Zimbabwe farmers face bleak future
Despite putting on a brave face at the annual Zimbabwe Agricultural Show, farmers in Africa’s one-time breadbasket face a bleak future as they battle power cuts, fertiliser shortages and drought.
Hundreds of farmers from across the country have been gathering in the capital, Harare, since Monday for the showpiece agricultural event, which will be formally opened by Equatorial Guinea President Teodoro Obiang Nguema on Friday.
In previous years, the event has served as a showcase to highlight the vibrancy of the agricultural sector, which formed the backbone of the economy.
But since veteran President Robert Mugabe embarked on a controversial land-reform programme in 2000, which has so far seen about 4 000 white-owned farms expropriated, the farming sector has become a shadow of its former self.
Thomas Millar, a white cattle farmer based to the south of Harare, was among the visitors to the capital on Tuesday with a healthy-looking herd that he is hoping to sell.
It was the first time that Millar had attended the show since 2000. The intervening years have seen a dramatic change in his circumstances as he fell victim to the farm expropriations.
“We used to have to 220 holsteins cows, but we are now down to 80,” said Millar, who began farming before independence in 1980 and is now in his 60s.
“We used to have about 620ha of land, but we are now just left with about 20,” he added. Parts of the were given to 34 new farmers.
The Mugabe regime has refused to compensate the white farmers for their land, which was earmarked for landless black Zimbabweans but often fell into the hands of ruling party cronies.

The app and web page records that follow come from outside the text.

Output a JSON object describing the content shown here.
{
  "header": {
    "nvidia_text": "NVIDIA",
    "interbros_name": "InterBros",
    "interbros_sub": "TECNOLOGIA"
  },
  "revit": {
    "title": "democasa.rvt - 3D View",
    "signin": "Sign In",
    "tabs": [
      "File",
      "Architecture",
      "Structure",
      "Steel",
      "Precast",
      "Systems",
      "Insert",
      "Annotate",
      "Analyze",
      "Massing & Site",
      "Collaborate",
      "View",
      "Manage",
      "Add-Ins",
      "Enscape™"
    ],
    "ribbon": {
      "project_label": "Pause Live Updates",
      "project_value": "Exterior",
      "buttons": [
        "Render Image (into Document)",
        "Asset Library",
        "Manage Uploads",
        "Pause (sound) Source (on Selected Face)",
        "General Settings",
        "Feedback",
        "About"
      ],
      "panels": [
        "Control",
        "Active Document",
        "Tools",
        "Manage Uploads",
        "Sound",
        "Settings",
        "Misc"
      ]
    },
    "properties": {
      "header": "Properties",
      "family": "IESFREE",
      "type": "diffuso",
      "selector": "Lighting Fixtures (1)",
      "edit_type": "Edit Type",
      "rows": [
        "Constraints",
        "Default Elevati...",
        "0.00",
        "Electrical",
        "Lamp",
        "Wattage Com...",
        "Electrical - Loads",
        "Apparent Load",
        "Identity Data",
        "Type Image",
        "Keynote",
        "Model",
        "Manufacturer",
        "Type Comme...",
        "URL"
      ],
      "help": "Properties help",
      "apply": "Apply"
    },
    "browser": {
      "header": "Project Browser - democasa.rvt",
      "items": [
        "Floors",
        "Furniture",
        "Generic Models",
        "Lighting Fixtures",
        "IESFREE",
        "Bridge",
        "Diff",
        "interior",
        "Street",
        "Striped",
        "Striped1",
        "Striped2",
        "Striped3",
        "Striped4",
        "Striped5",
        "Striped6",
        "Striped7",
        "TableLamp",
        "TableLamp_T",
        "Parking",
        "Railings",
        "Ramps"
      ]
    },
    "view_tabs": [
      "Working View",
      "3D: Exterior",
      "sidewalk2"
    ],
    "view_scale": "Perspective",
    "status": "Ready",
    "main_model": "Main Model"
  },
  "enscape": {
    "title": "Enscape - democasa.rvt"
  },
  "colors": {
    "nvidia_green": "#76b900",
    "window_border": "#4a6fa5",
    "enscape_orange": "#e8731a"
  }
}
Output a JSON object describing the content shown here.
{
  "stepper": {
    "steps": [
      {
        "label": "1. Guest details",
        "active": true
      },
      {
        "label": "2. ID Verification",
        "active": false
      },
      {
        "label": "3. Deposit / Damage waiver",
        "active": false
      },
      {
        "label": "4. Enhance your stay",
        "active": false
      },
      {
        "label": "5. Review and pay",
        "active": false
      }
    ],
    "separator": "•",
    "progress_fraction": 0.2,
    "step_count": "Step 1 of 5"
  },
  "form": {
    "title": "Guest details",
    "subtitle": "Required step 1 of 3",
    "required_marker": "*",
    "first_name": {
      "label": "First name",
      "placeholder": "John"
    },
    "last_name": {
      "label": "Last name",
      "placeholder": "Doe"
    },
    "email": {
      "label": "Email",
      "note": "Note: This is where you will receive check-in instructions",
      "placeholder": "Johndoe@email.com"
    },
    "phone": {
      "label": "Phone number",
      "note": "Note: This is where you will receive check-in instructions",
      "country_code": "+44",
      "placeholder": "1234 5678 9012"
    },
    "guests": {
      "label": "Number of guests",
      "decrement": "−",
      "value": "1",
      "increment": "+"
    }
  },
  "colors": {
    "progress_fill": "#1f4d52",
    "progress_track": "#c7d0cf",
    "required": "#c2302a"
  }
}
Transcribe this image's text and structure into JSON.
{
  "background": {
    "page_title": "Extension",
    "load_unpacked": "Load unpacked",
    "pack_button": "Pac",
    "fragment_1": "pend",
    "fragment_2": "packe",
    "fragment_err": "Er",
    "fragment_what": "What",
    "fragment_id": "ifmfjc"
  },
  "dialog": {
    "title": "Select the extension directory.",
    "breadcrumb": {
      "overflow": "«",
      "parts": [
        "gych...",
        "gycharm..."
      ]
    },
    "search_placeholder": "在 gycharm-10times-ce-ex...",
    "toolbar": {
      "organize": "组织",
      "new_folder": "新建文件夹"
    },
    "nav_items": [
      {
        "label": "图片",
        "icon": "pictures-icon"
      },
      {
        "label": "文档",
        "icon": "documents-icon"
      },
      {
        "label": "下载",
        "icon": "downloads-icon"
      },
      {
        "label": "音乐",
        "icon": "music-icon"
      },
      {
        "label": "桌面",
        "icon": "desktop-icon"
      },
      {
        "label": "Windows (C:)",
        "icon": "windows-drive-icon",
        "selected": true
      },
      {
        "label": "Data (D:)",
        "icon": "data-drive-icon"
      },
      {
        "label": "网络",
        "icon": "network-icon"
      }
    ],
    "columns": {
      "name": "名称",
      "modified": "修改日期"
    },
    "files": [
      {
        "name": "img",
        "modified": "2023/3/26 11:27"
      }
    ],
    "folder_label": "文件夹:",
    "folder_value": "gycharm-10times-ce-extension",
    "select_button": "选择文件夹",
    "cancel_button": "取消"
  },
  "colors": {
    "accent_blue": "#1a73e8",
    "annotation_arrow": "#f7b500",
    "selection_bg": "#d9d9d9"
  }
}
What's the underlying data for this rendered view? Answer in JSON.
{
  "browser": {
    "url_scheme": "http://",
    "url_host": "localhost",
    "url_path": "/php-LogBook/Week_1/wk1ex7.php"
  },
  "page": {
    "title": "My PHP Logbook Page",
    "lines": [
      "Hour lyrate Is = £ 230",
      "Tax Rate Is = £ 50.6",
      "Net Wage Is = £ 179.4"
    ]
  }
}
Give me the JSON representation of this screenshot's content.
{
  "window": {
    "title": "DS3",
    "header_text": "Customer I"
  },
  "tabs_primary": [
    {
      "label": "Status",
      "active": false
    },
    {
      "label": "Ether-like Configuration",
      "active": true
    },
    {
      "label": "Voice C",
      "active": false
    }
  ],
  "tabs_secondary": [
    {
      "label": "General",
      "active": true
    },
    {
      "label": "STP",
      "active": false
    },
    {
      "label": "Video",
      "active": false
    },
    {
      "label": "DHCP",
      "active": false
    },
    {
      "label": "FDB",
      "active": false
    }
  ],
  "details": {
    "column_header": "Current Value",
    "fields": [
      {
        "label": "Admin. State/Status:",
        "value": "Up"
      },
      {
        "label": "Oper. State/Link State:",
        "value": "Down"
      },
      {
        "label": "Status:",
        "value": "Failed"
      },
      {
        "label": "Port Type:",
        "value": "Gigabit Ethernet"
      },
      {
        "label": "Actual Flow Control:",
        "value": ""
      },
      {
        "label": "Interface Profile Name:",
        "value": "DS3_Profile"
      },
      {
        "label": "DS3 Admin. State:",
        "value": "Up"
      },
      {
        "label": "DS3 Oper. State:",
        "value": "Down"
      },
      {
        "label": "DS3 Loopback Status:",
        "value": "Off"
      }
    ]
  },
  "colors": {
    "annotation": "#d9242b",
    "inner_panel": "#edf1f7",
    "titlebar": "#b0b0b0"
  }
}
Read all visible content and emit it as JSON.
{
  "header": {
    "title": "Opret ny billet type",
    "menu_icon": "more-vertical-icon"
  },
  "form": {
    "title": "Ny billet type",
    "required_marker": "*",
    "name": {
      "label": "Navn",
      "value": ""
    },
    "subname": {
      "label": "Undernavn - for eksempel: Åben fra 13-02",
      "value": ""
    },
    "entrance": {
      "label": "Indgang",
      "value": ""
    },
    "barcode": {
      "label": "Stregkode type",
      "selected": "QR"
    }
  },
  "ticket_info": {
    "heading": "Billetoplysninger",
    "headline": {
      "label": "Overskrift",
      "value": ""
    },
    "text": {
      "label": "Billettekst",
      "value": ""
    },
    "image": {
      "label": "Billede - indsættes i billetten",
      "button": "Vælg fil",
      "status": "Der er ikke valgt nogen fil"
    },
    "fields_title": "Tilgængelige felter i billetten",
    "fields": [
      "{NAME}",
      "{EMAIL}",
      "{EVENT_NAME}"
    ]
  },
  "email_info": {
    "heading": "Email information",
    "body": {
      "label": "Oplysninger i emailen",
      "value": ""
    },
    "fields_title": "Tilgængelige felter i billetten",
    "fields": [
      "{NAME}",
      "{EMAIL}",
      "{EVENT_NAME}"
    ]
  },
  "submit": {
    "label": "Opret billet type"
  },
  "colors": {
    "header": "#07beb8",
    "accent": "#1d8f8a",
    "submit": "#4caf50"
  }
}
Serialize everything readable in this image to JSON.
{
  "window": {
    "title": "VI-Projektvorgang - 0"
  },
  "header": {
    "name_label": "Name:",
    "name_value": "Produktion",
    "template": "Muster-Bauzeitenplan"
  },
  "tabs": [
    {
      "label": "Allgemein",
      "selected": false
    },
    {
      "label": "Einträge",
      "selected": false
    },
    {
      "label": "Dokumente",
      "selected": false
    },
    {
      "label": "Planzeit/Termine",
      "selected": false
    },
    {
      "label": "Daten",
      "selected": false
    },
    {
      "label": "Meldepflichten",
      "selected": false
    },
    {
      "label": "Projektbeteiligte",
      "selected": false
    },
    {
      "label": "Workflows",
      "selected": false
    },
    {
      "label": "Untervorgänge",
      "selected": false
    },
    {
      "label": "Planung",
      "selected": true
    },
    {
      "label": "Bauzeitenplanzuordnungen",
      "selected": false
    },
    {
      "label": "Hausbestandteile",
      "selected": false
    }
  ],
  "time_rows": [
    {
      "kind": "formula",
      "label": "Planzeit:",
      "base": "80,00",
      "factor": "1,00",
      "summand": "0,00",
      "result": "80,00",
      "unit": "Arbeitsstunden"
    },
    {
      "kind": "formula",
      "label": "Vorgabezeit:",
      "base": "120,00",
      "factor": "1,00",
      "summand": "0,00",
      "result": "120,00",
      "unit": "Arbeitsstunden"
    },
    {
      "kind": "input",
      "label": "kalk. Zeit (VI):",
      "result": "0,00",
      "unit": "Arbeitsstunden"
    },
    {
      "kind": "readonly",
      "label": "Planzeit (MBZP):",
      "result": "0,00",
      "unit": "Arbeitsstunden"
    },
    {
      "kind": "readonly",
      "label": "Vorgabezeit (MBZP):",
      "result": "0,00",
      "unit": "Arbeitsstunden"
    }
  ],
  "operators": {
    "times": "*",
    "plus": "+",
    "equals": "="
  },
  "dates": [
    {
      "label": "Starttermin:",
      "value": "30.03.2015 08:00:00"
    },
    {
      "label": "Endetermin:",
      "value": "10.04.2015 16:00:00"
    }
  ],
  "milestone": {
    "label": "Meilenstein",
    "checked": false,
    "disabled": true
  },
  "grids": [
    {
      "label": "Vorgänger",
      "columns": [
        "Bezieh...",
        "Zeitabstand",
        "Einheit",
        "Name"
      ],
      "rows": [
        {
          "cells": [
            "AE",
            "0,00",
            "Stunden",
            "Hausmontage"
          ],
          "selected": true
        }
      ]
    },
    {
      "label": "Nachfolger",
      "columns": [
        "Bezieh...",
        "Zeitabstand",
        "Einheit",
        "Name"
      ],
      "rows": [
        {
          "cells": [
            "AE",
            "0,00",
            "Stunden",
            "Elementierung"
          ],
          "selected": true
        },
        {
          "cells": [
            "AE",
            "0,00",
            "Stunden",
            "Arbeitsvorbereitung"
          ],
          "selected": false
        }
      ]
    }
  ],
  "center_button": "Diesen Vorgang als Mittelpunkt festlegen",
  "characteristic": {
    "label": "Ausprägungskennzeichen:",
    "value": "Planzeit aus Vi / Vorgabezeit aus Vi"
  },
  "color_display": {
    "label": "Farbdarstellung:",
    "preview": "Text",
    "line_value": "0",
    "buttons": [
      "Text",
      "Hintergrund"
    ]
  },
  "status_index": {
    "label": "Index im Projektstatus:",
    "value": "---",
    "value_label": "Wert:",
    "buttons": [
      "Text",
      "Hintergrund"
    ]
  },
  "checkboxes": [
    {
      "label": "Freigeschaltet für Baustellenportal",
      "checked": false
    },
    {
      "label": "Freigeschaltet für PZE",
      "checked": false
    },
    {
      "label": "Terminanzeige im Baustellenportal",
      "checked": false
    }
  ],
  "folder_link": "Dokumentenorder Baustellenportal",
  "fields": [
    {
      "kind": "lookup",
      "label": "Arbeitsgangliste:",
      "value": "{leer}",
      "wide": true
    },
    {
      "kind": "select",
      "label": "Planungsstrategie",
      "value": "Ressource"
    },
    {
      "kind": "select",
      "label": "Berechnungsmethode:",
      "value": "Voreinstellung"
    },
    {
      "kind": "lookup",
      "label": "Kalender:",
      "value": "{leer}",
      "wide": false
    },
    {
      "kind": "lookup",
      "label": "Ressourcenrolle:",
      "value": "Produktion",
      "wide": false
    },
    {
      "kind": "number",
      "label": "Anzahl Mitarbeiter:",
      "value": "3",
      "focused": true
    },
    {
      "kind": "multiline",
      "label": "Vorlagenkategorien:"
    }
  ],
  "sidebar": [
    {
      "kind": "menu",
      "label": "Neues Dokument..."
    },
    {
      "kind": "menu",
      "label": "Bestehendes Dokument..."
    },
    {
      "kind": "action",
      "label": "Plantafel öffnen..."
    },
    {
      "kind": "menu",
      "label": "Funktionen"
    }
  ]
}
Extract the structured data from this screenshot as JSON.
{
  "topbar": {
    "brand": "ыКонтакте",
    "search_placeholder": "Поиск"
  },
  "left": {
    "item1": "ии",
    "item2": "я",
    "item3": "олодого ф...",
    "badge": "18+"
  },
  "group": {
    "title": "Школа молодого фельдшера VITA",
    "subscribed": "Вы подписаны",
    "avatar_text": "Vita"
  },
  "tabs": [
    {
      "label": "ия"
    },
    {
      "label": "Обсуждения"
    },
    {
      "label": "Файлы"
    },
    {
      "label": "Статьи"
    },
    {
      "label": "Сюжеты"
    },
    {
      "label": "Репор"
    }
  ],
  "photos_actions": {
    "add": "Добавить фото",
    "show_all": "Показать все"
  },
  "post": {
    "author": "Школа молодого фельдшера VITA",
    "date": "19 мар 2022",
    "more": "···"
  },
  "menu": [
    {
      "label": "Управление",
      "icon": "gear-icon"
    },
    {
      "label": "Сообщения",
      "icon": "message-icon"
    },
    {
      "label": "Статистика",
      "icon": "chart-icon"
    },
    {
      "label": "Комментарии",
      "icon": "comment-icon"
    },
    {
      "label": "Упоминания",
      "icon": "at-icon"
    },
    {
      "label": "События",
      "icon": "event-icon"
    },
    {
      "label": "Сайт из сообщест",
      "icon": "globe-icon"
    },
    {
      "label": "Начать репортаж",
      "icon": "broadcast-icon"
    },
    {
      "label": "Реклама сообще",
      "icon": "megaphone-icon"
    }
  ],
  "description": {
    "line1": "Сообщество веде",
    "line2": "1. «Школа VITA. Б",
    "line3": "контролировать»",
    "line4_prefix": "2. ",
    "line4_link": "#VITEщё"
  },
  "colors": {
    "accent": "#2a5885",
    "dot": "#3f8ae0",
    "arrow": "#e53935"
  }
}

Much of the land has since been neglected by its new owners. Those who have toughed it out have had to cope with shortages of machine parts, of electricity, seeds and fertiliser.
Reports in the state media earlier this week detailed how three semi-governmental fertiliser firms had been unable to operate since last month. Management cited persistent power cuts and a lack of foreign exchange as the government grapples with an inflation rate of more than 7 500%.
Mildred Chitada, who grows sugar beans and maize, had come to the show in search of fertiliser. She was likely to return home empty-handed, she said.
“There is nothing for us here. No fertiliser, no seeds ... It’s been a letdown,” Chitada said.
“The organisers should have at least tried to organise just the fertiliser for us. The government should be supporting us, the newly established farmers, because we have nothing.”
Zimbabwe’s power utility company Zesa Holdings dispatched representatives to the show to brief customers on the problems it had generating electricity—vital for irrigation farming.
Zesa spokesperson Fulland Gwasira said Zimbabwe was only generating hydro power: its two coal-fired plants were not functioning due to coal shortages.
“Power touches every aspect of the economy and it is in our interest that power issues are addressed with our stakeholders,” Gwasira said.
Before 2000, Zimbabwe was a net exporter of maize to countries such as neighbouring Zambia and Malawi but the state-run Grain Marketing Board said this month that it was to import 300 000 tonnes to avert widespread shortages.
The government has said a drought following four years of poor rainfalls is to blame, rather than its policies.
Chris Looker, the show’s chief organiser, said the event should boost confidence and demonstrate that Zimbabwe was not “on the brink of collapse”.
“The show will help the economy as people will see things that they can buy,” he said.—AFP